Australian Immigration minister Chris Bowen was reported to have said that the expansion of the skilled graduate visa scheme would “help to enhance the competitiveness” of Australia’s A$18bil (RM57.5bil) inbound student industry. This would potentially allow all 220,000 foreign university students inAustraliato work in any job once they graduate.
Foreign graduates in Australia will surely be delighted to hear this news. However, to DAP secretary general and Bagan MP, Lim Guan Eng, this is indeed bad news forMalaysia.
According to Lim, the nation already experienced the 3Ds – a spiraling national deficit, which is set to reach RM59.7 billion after the supplementary budget tabled last week, a national debt that is set to reach the RM500 billion mark by the end of this year excluding contingent liabilities, and the continuous deceit by a government that is trying to pull a wool over our eyes.
With this latest policy announcement by the Australian government, Lim is certain it will caused a massive brain drain– the fourth and final D in Malaysia’s 4Ds dilemma
According to Lim, there are an estimated 30,000 Malaysian students inAustralia. When this new work visa is enforced inAustralia, next year, Lim is certain that an exodus of talent – the brain drain – from Malaysia will occured.
Lim is sure that the graduates will stay on in Australia to work since they can enjoy greater salaries with good prospects in career and life and enjoy greater freedom.
“Why is it that the Australian government is able to be so proactive and quick to grab opportunities while our own government is so lackadaisical and merely standing by as droves and droves of Malaysian talent continue to leak out of the country?” he asked.
Lim brought up that Talent Corp Malaysia (the agency tasked with the role of reversing the brain drain in our country) had announced last month, that under their returning expert programme, they had managed to entice 690 Malayisan professionals to return last year, and 400 in the first four months of this year.
While acknowledging that this improvement is steady, he was skeptical, questioning that whether a mere couple of hundred Malaysians returning can compare to the tens of thousands who will now inevitably make Australia their home after completing their studies there.
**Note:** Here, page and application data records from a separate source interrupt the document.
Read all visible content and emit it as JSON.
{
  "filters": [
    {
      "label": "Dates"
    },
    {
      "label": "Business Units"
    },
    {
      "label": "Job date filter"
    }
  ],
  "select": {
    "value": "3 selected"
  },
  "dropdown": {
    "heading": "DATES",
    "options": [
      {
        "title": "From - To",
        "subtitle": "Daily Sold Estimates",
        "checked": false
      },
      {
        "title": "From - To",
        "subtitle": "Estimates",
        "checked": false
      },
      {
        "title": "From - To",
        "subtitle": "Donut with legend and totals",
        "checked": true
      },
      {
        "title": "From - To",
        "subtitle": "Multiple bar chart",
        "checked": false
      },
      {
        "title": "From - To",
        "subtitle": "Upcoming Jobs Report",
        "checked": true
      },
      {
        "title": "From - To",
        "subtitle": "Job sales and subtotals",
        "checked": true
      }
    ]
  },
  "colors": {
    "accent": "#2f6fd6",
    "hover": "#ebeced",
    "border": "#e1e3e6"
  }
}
“The fact is that until and unless we shatter the glass ceiling by addressing the fundamental flaws in our country with regards to its failed policies of rewarding mediocrity over meritocracy, we will never be able to attain the fabled high-income status that the Prime Minister is shouting about.” he said.